Once it is decided that subcategories are going to be used for auditing, it is important to know what subcategories should be chosen with what actions in order to get the right amount of events. Audit categories concerning object access may generate too many logs to be stored and processed and they can produce important numbers when you have a considerable number of servers to monitor. Once again, the top down approach in design of SEM systems show the correct way, only generate the logs that you are going to need or use for correlation rules or compliance.

After a careful analysis of events and documentation, I ended up creating the policy below for my installations. I believe that this policy covers most of the needs but if you consider using it you'd better spend some time to adjust it according to your own needs.

Finally, the policy slightly differs for Active Directory Domain Controllers and the other servers as DS Access category only concerns Domain Controllers. For a non-DC server all the subcategories under DS Access category should be set to "No auditing".
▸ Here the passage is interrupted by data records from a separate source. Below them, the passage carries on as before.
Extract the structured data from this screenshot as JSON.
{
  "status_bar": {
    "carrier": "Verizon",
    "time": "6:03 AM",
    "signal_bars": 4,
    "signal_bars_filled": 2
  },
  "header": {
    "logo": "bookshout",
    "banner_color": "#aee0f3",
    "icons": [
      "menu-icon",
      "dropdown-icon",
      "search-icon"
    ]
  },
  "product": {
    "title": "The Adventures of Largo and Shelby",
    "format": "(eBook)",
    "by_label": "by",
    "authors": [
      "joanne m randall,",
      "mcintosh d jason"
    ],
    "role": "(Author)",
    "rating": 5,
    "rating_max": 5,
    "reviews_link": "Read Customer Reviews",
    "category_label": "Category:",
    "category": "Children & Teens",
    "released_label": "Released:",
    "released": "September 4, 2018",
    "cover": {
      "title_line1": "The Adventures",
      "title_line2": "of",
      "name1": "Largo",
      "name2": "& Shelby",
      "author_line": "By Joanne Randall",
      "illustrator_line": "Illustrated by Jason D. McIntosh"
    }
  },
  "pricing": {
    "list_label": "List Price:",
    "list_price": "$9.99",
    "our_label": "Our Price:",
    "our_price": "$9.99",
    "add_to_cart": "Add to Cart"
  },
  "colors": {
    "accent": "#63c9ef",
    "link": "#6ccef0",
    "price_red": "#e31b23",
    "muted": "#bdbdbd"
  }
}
Category/Subcategory                       Suggested Settings
  Security System Extension                Success and Failure
  System Integrity                         Success and Failure
  IPsec Driver                             No Auditing
  Other System Events                      Failure
  Security State Change                    Success and Failure
  Logon                                    Success and Failure
  Logoff                                   Success and Failure
  Account Lockout                          Success and Failure
  IPsec Main Mode                          No Auditing
  IPsec Quick Mode                         No Auditing
  IPsec Extended Mode                      No Auditing
  Special Logon                            Success and Failure
  Other Logon/Logoff Events                Success and Failure
  Network Policy Server                    Success and Failure
Object Access
  File System                              Success and Failure
  Registry                                 Success and Failure
  Kernel Object                            Success and Failure
  SAM                                      No Auditing
  Certification Services                   Success and Failure
  Application Generated                    Success and Failure
  Handle Manipulation                      No Auditing
  File Share                               Success and Failure
  Filtering Platform Packet Drop           No Auditing
  Filtering Platform Connection            No Auditing
  Other Object Access Events               No Auditing
  Detailed File Share                      No Auditing
Privilege Use
  Sensitive Privilege Use                  No Auditing
  Non Sensitive Privilege Use              No Auditing
  Other Privilege Use Events               No Auditing
Detailed Tracking
  Process Termination                      Success and Failure
  DPAPI Activity                           No Auditing
  RPC Events                               Success and Failure
  Process Creation                         Success and Failure
Policy Change
  Audit Policy Change                      Success and Failure
  Authentication Policy Change             Success and Failure
  Authorization Policy Change              Success and Failure
  MPSSVC Rule-Level Policy Change          No Auditing
  Filtering Platform Policy Change         No Auditing
  Other Policy Change Events               Failure
Account Management
  User Account Management                  Success and Failure
  Computer Account Management              Success and Failure
  Security Group Management                Success and Failure
  Distribution Group Management            Success and Failure
  Application Group Management             Success and Failure
  Other Account Management Events          Success and Failure
DS Access
  Directory Service Changes                Success and Failure
  Directory Service Replication            No Auditing
  Detailed Directory Service Replication   No Auditing
  Directory Service Access                 Success and Failure
Account Logon
  Kerberos Service Ticket Operations       Success and Failure
  Other Account Logon Events               Success and Failure
  Kerberos Authentication Service          Success and Failure
  Credential Validation                    Success and Failure